*What to do*: Supply the number of lines in the data below that hold "this", and let that number be the whole answer.

Records from a data source:
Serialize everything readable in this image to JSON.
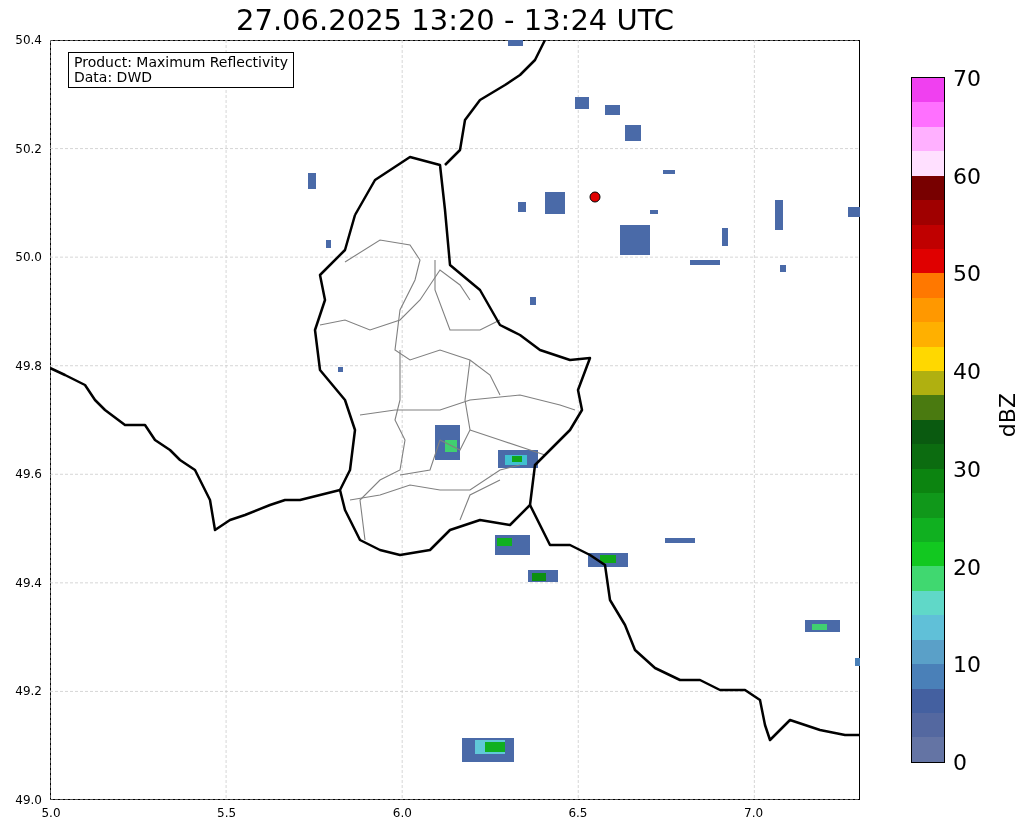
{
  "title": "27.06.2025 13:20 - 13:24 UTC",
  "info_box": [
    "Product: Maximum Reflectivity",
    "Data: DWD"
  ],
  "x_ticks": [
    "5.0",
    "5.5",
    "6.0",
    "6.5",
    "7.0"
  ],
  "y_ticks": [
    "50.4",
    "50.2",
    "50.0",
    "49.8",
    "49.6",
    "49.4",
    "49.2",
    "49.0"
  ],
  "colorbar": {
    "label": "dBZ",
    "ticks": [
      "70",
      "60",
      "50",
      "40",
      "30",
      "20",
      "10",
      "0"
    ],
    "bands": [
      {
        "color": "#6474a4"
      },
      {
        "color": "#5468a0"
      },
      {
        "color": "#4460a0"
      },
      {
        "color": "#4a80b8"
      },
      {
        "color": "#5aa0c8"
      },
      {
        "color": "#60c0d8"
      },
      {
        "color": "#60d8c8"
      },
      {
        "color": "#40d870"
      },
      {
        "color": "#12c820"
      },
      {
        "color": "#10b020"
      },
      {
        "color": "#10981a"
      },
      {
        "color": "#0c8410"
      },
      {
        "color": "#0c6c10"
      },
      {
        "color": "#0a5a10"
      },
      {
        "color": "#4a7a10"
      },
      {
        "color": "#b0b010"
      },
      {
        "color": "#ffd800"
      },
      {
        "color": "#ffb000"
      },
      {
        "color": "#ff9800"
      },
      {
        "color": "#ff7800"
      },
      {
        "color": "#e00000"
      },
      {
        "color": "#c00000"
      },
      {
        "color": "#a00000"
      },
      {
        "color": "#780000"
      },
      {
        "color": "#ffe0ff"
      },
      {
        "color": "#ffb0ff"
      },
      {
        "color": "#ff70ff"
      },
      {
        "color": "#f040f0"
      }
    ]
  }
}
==
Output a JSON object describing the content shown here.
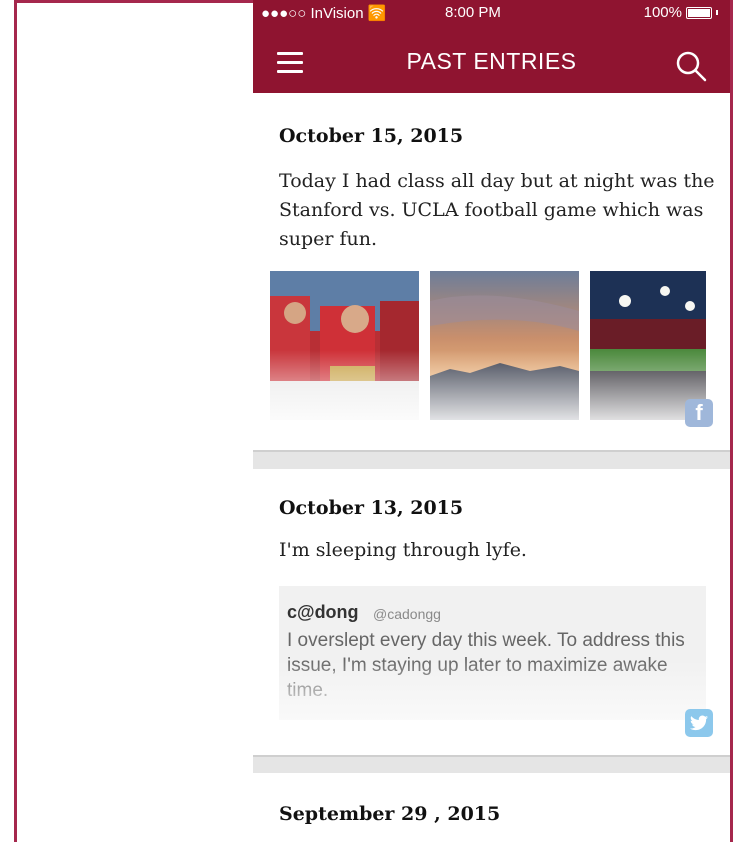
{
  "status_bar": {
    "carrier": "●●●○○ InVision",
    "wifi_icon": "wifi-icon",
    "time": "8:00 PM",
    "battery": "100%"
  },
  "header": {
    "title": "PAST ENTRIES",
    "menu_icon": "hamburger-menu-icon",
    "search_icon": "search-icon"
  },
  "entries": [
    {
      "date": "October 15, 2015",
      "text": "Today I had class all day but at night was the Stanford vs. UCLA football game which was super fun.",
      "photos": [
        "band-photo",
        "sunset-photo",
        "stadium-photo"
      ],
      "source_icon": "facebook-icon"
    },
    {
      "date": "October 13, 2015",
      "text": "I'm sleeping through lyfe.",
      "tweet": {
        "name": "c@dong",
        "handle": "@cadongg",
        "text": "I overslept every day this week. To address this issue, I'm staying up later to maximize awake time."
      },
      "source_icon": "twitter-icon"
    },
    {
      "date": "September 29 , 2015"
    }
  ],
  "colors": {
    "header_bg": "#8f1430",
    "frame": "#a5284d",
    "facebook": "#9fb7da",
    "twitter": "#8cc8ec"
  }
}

*Result*: 2